Walmart ends contract with robotics firm, opts for human employees as a substitute, report says
A shopper is seen wearing a mask while shopping at a Walmart store, in North Brunswick, New Jersey, July 20, 2020.
Eduardo Munoz | Reuters
At some Walmart stores, robots have roamed the sales floors and helped check if shelves were stocked. But the big-box retailer has now decided to end its contract with the robotics company behind those machines after finding that people can do about the same work, according to a report by The Wall Street Journal.
The report, which cited unnamed people familiar with the situation, said Walmart recently cut ties with Bossa Nova Robotics. A Walmart spokesperson told the Journal that about 500 robots were in Walmart’s more than 4,700 stores when the contract ended.
Walmart has seen significant growth during the coronavirus pandemic, as Americans buy toilet paper, canned goods, puzzles and more. The company’s online sales nearly doubled in the second quarter, as consumers shipped purchases to their homes and retrieved them by curbside. That’s created a new challenge for the big-box retailer — quickly restocking shelves and making sure it has the right inventory on hand.
In a recent interview on CNBC’s “Squawk Box,” Walmart CEO Doug McMillon said sporadic out-of-stocks have continued to be a problem. He said that if he could change one thing about Walmart’s business, it would be “to have an even higher in-stock level.”
According to the Journal’s report, Walmart has come up with simple and cost-effective ways to manage the products on its shelves with the help of its workers rather than using the robots. The report said Walmart U.S. Chief Executive John Furner also worried about shoppers’ reactions to the robots.
Walmart is pressing ahead with other tech-based experimentation, however.
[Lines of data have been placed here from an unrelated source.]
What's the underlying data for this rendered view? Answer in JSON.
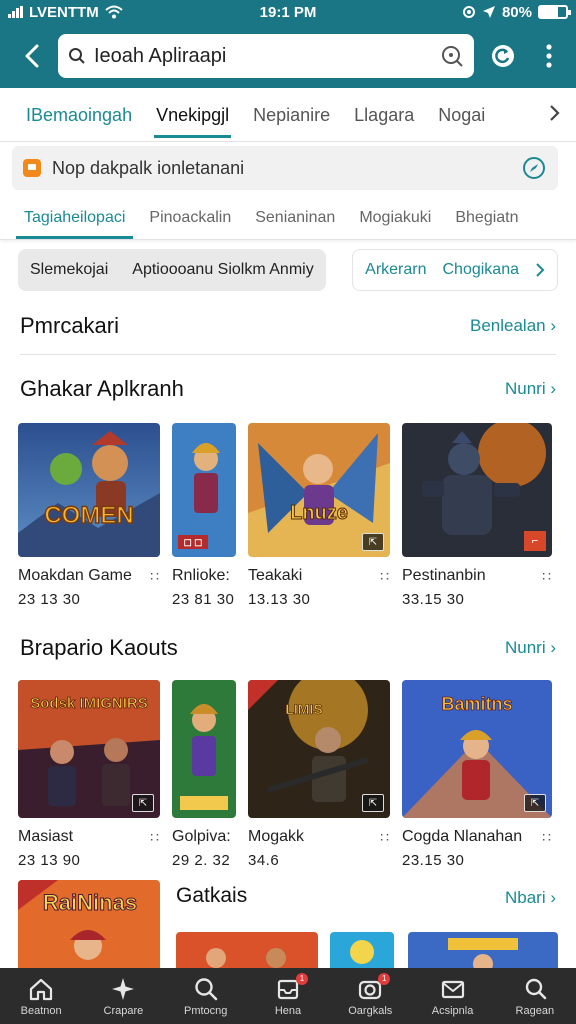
{
  "status_bar": {
    "carrier": "LVENTTM",
    "time": "19:1 PM",
    "battery_text": "80%"
  },
  "search": {
    "value": "Ieoah Apliraapi"
  },
  "top_tabs": [
    {
      "label": "IBemaoingah",
      "state": "teal"
    },
    {
      "label": "Vnekipgjl",
      "state": "active"
    },
    {
      "label": "Nepianire",
      "state": ""
    },
    {
      "label": "Llagara",
      "state": ""
    },
    {
      "label": "Nogai",
      "state": ""
    }
  ],
  "notice": {
    "text": "Nop dakpalk ionletanani"
  },
  "sub_tabs": [
    {
      "label": "Tagiaheilopaci",
      "active": true
    },
    {
      "label": "Pinoackalin",
      "active": false
    },
    {
      "label": "Senianinan",
      "active": false
    },
    {
      "label": "Mogiakuki",
      "active": false
    },
    {
      "label": "Bhegiatn",
      "active": false
    }
  ],
  "chips": {
    "group": [
      "Slemekojai",
      "Aptioooanu Siolkm Anmiy"
    ],
    "links": [
      "Arkerarn",
      "Chogikana"
    ]
  },
  "section0": {
    "title": "Pmrcakari",
    "link": "Benlealan"
  },
  "section1": {
    "title": "Ghakar Aplkranh",
    "link": "Nunri",
    "items": [
      {
        "name": "Moakdan Game",
        "sub": "23 13 30"
      },
      {
        "name": "Rnlioke:",
        "sub": "23 81 30"
      },
      {
        "name": "Teakaki",
        "sub": "13.13 30"
      },
      {
        "name": "Pestinanbin",
        "sub": "33.15 30"
      }
    ]
  },
  "section2": {
    "title": "Brapario Kaouts",
    "link": "Nunri",
    "items": [
      {
        "name": "Masiast",
        "sub": "23 13 90"
      },
      {
        "name": "Golpiva:",
        "sub": "29 2. 32"
      },
      {
        "name": "Mogakk",
        "sub": "34.6"
      },
      {
        "name": "Cogda Nlanahan",
        "sub": "23.15 30"
      }
    ]
  },
  "section3": {
    "title": "Gatkais",
    "link": "Nbari"
  },
  "artwork_text": {
    "art1": "COMEN",
    "art3": "Lnuze",
    "art5": "Sodsk IMIGNIRS",
    "art7": "LIMIS",
    "art8": "Bamitns",
    "promo1": "RaiNinas"
  },
  "bottom_nav": [
    {
      "label": "Beatnon",
      "icon": "home-icon",
      "badge": ""
    },
    {
      "label": "Crapare",
      "icon": "star-icon",
      "badge": ""
    },
    {
      "label": "Pmtocng",
      "icon": "search-icon",
      "badge": ""
    },
    {
      "label": "Hena",
      "icon": "inbox-icon",
      "badge": "1"
    },
    {
      "label": "Oargkals",
      "icon": "camera-icon",
      "badge": "1"
    },
    {
      "label": "Acsipnla",
      "icon": "mail-icon",
      "badge": ""
    },
    {
      "label": "Ragean",
      "icon": "profile-icon",
      "badge": ""
    }
  ],
  "colors": {
    "primary": "#1a7585",
    "accent": "#1a8a95",
    "nav": "#2c2c2c"
  }
}
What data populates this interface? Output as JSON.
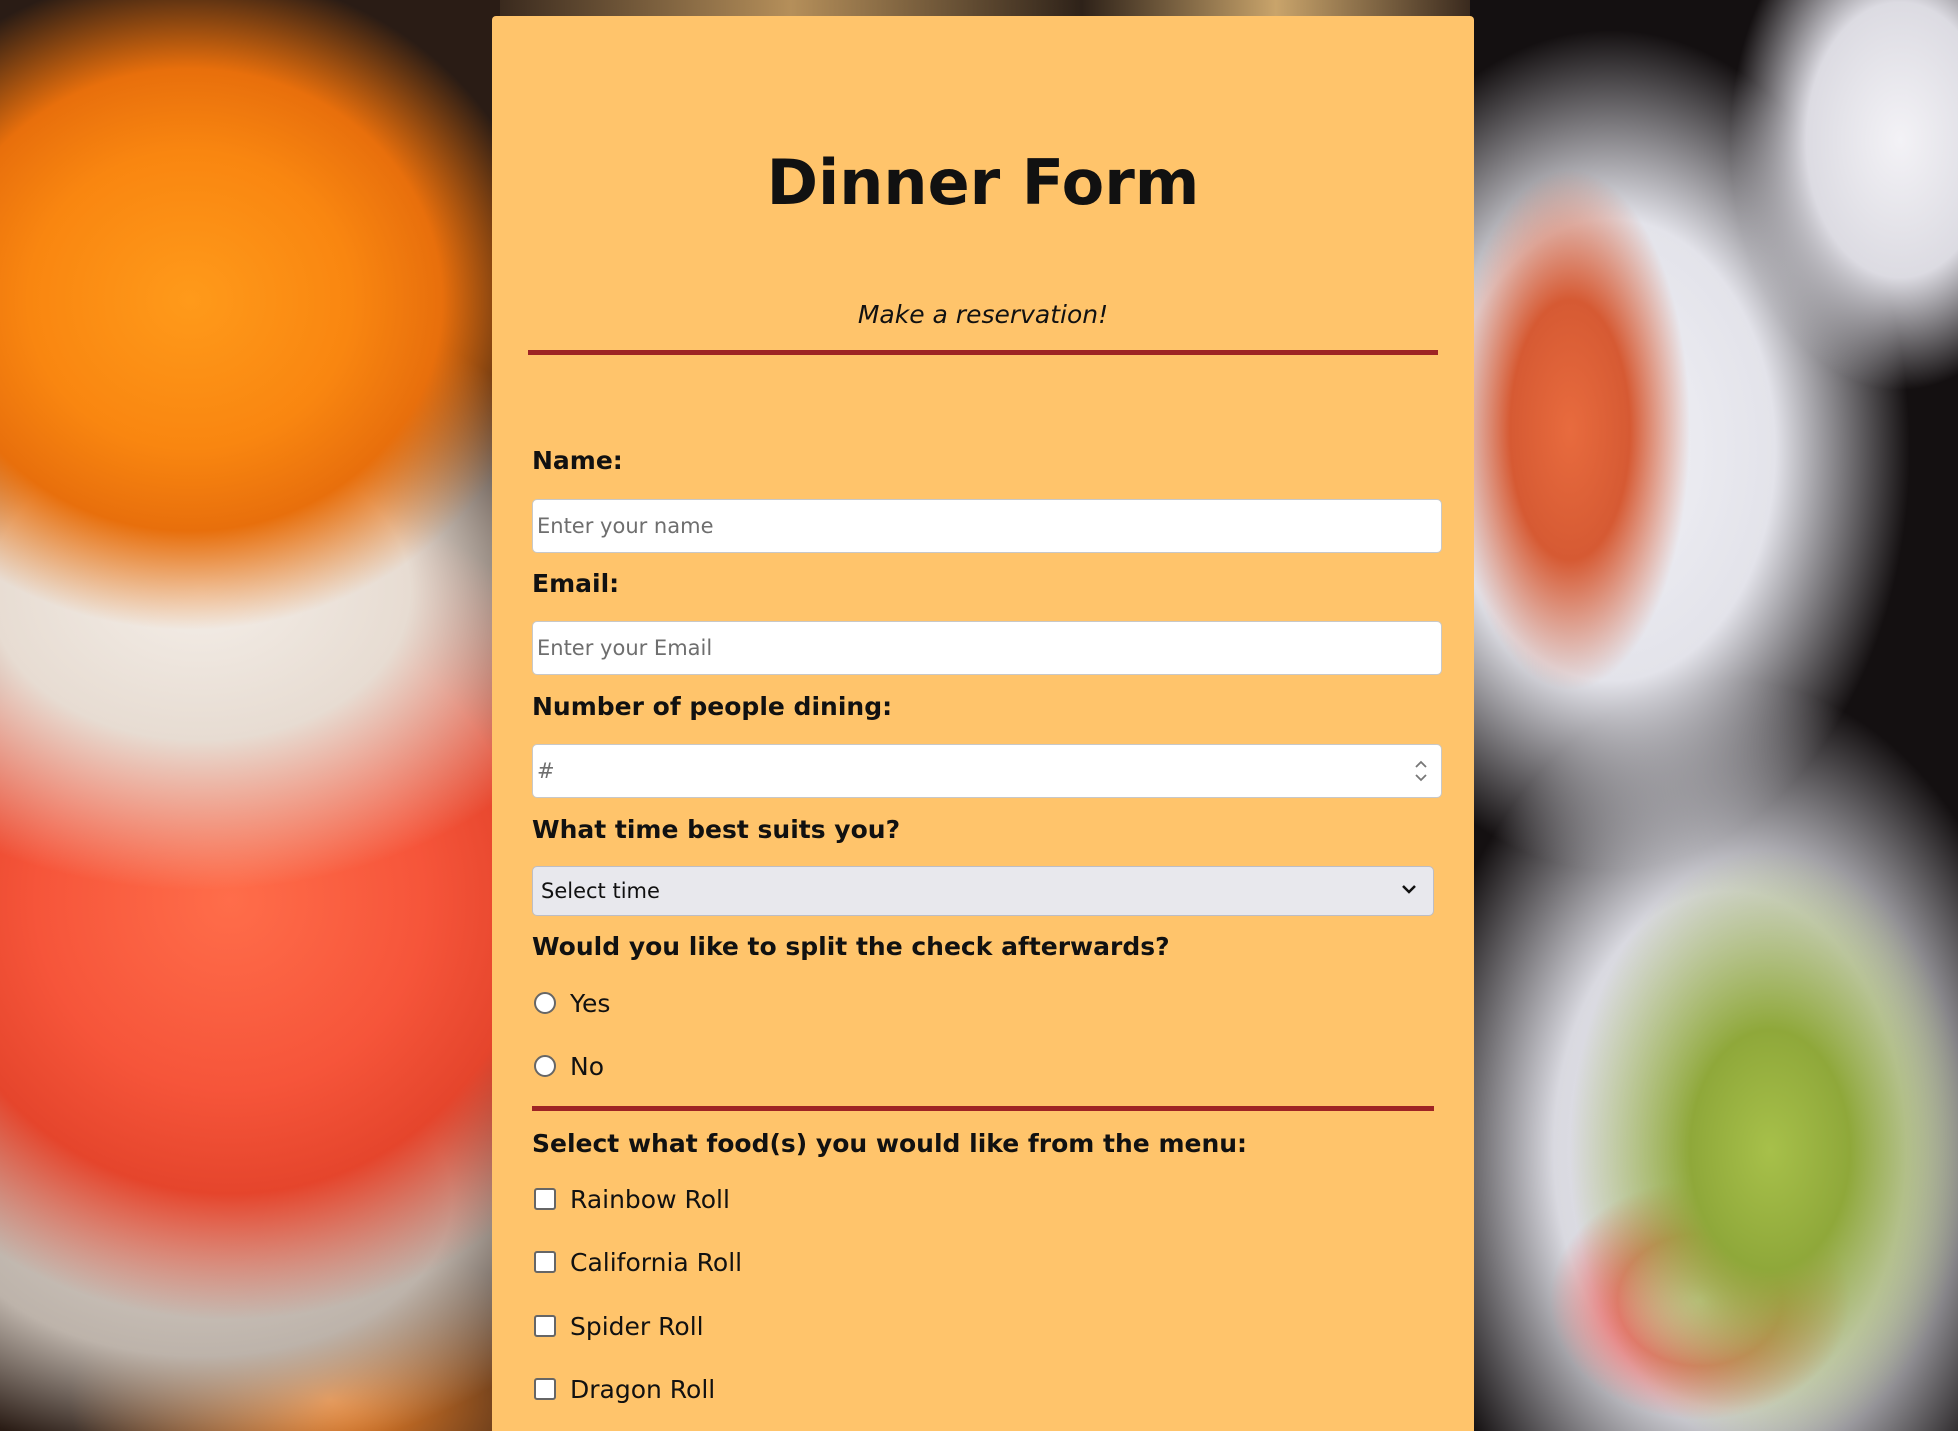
{
  "form": {
    "title": "Dinner Form",
    "subtitle": "Make a reservation!",
    "name": {
      "label": "Name:",
      "placeholder": "Enter your name",
      "value": ""
    },
    "email": {
      "label": "Email:",
      "placeholder": "Enter your Email",
      "value": ""
    },
    "people": {
      "label": "Number of people dining:",
      "placeholder": "#",
      "value": ""
    },
    "time": {
      "label": "What time best suits you?",
      "selected": "Select time"
    },
    "split_check": {
      "label": "Would you like to split the check afterwards?",
      "options": [
        "Yes",
        "No"
      ]
    },
    "menu": {
      "label": "Select what food(s) you would like from the menu:",
      "items": [
        "Rainbow Roll",
        "California Roll",
        "Spider Roll",
        "Dragon Roll"
      ]
    }
  },
  "colors": {
    "panel_background": "#ffc46b",
    "divider": "#9e2424"
  },
  "icons": {
    "select_arrow": "chevron-down-icon",
    "number_spinner": "spinner-arrows-icon"
  }
}
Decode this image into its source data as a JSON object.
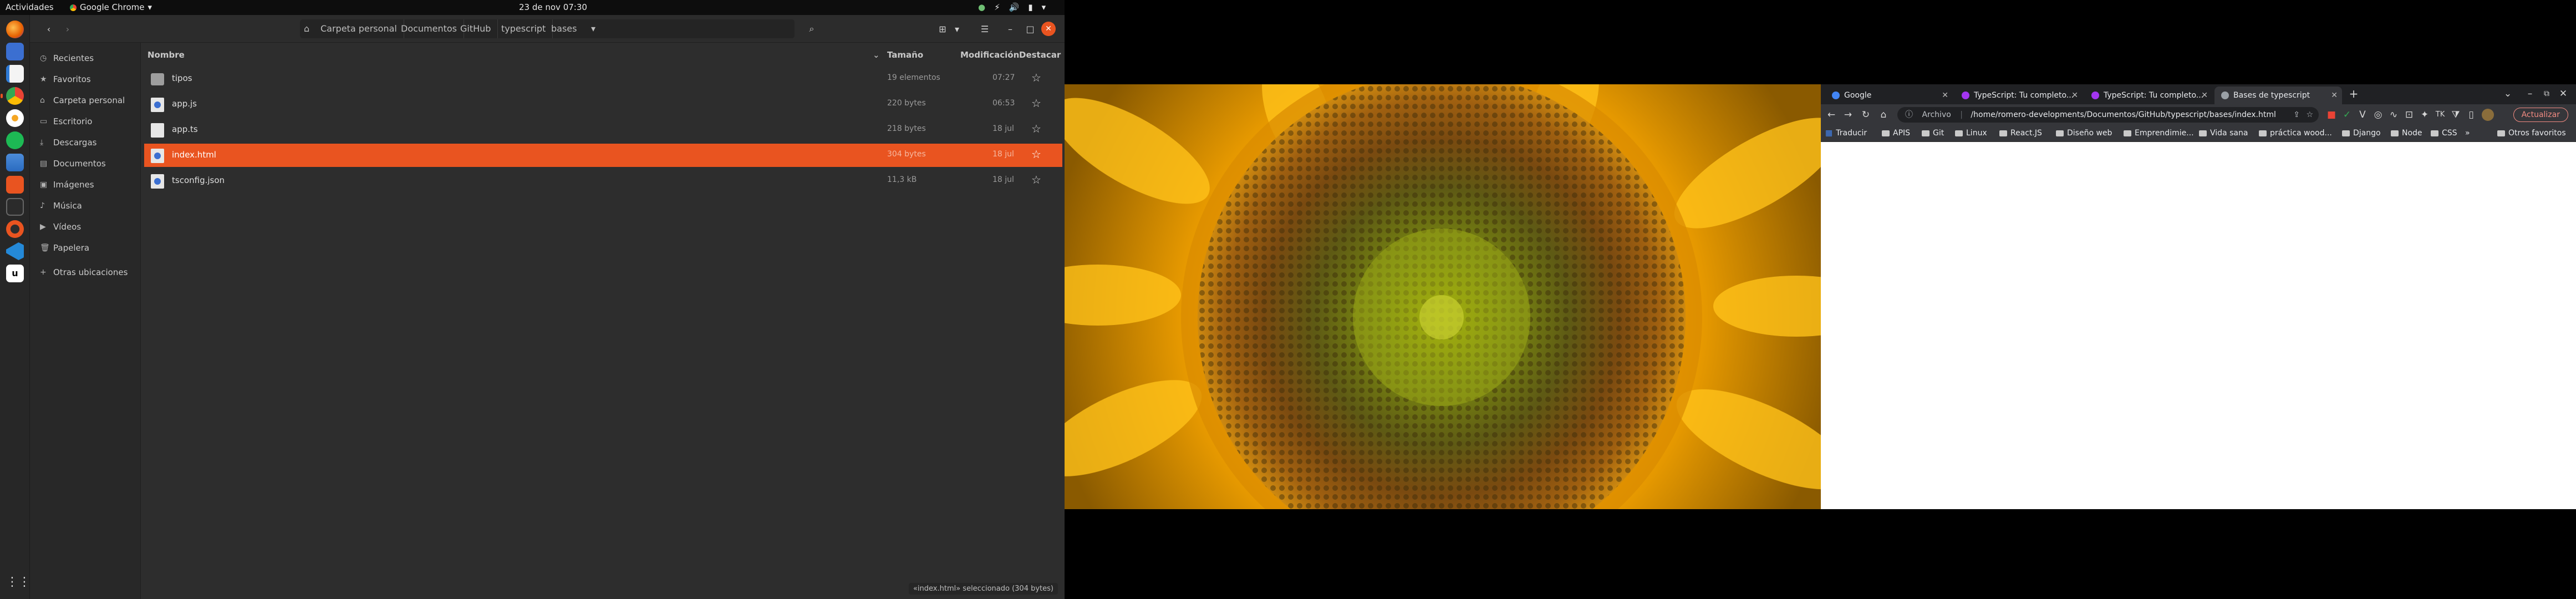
{
  "topbar": {
    "activities": "Actividades",
    "app_name": "Google Chrome",
    "clock": "23 de nov  07:30"
  },
  "dock": {
    "items": [
      {
        "name": "firefox-icon",
        "color": "#e66000"
      },
      {
        "name": "calendar-icon",
        "color": "#3b6fd1"
      },
      {
        "name": "text-editor-icon",
        "color": "#2f7bd6"
      },
      {
        "name": "chrome-icon",
        "color": "#4caf50"
      },
      {
        "name": "rhythmbox-icon",
        "color": "#e8e8e8"
      },
      {
        "name": "spotify-icon",
        "color": "#1db954"
      },
      {
        "name": "libreoffice-icon",
        "color": "#4c8cd9"
      },
      {
        "name": "software-icon",
        "color": "#e95420"
      },
      {
        "name": "terminal-icon",
        "color": "#333333"
      },
      {
        "name": "help-icon",
        "color": "#e95420"
      },
      {
        "name": "vscode-icon",
        "color": "#2489d8"
      },
      {
        "name": "app-icon",
        "color": "#ffffff"
      }
    ]
  },
  "files": {
    "breadcrumbs": [
      "Carpeta personal",
      "Documentos",
      "GitHub",
      "typescript",
      "bases"
    ],
    "sidebar": [
      {
        "label": "Recientes",
        "icon": "clock-icon"
      },
      {
        "label": "Favoritos",
        "icon": "star-icon"
      },
      {
        "label": "Carpeta personal",
        "icon": "home-icon"
      },
      {
        "label": "Escritorio",
        "icon": "desktop-icon"
      },
      {
        "label": "Descargas",
        "icon": "download-icon"
      },
      {
        "label": "Documentos",
        "icon": "document-icon"
      },
      {
        "label": "Imágenes",
        "icon": "image-icon"
      },
      {
        "label": "Música",
        "icon": "music-icon"
      },
      {
        "label": "Vídeos",
        "icon": "video-icon"
      },
      {
        "label": "Papelera",
        "icon": "trash-icon"
      },
      {
        "label": "Otras ubicaciones",
        "icon": "plus-icon"
      }
    ],
    "columns": {
      "name": "Nombre",
      "size": "Tamaño",
      "modified": "Modificación",
      "starred": "Destacar"
    },
    "rows": [
      {
        "name": "tipos",
        "size": "19 elementos",
        "modified": "07:27",
        "type": "folder",
        "selected": false
      },
      {
        "name": "app.js",
        "size": "220 bytes",
        "modified": "06:53",
        "type": "js",
        "selected": false
      },
      {
        "name": "app.ts",
        "size": "218 bytes",
        "modified": "18 jul",
        "type": "ts",
        "selected": false
      },
      {
        "name": "index.html",
        "size": "304 bytes",
        "modified": "18 jul",
        "type": "html",
        "selected": true
      },
      {
        "name": "tsconfig.json",
        "size": "11,3 kB",
        "modified": "18 jul",
        "type": "json",
        "selected": false
      }
    ],
    "status": "«index.html» seleccionado (304 bytes)"
  },
  "chrome": {
    "tabs": [
      {
        "title": "Google",
        "active": false,
        "favicon": "#4285f4"
      },
      {
        "title": "TypeScript: Tu completo...",
        "active": false,
        "favicon": "#a435f0"
      },
      {
        "title": "TypeScript: Tu completo...",
        "active": false,
        "favicon": "#a435f0"
      },
      {
        "title": "Bases de typescript",
        "active": true,
        "favicon": "#9aa0a6"
      }
    ],
    "omnibox_scheme": "Archivo",
    "omnibox_url": "/home/romero-developments/Documentos/GitHub/typescript/bases/index.html",
    "update_label": "Actualizar",
    "bookmarks": [
      "Traducir",
      "APIS",
      "Git",
      "Linux",
      "React.JS",
      "Diseño web",
      "Emprendimie...",
      "Vida sana",
      "práctica wood...",
      "Django",
      "Node",
      "CSS"
    ],
    "other_bookmarks": "Otros favoritos"
  }
}
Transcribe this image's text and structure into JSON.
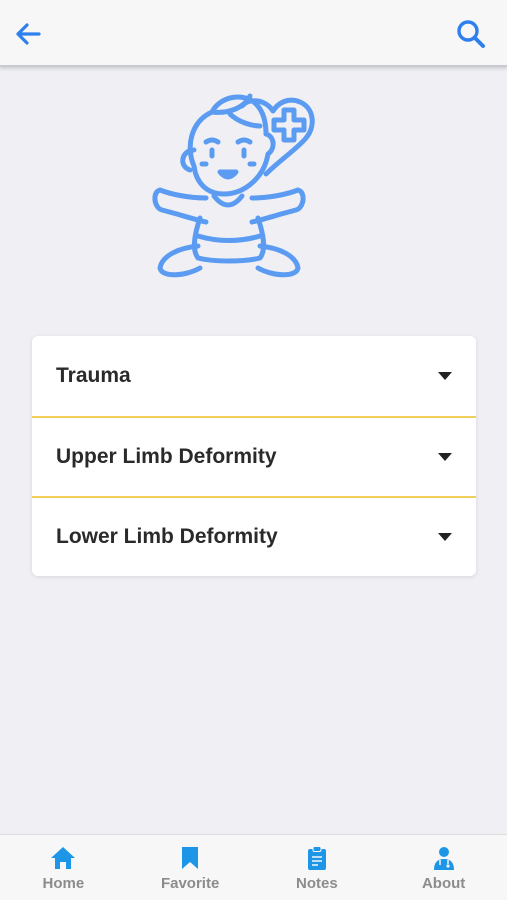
{
  "header": {
    "back_icon": "arrow-left-icon",
    "search_icon": "search-icon",
    "accent_color": "#2f80ed"
  },
  "hero": {
    "illustration": "baby-with-heart-plus-icon",
    "color": "#5b9cf2"
  },
  "sections": [
    {
      "label": "Trauma",
      "icon": "caret-down-icon"
    },
    {
      "label": "Upper Limb Deformity",
      "icon": "caret-down-icon"
    },
    {
      "label": "Lower Limb Deformity",
      "icon": "caret-down-icon"
    }
  ],
  "divider_color": "#f2cf5b",
  "tabs": [
    {
      "label": "Home",
      "icon": "home-icon"
    },
    {
      "label": "Favorite",
      "icon": "bookmark-icon"
    },
    {
      "label": "Notes",
      "icon": "clipboard-icon"
    },
    {
      "label": "About",
      "icon": "doctor-icon"
    }
  ],
  "tab_icon_color": "#1e96e8"
}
Last week, the retailer said it would turn four stores into e-commerce laboratories that test digital tools and different strategies that could speed up restocking shelves and fulfilling online orders.
Read the full story in The Wall Street Journal.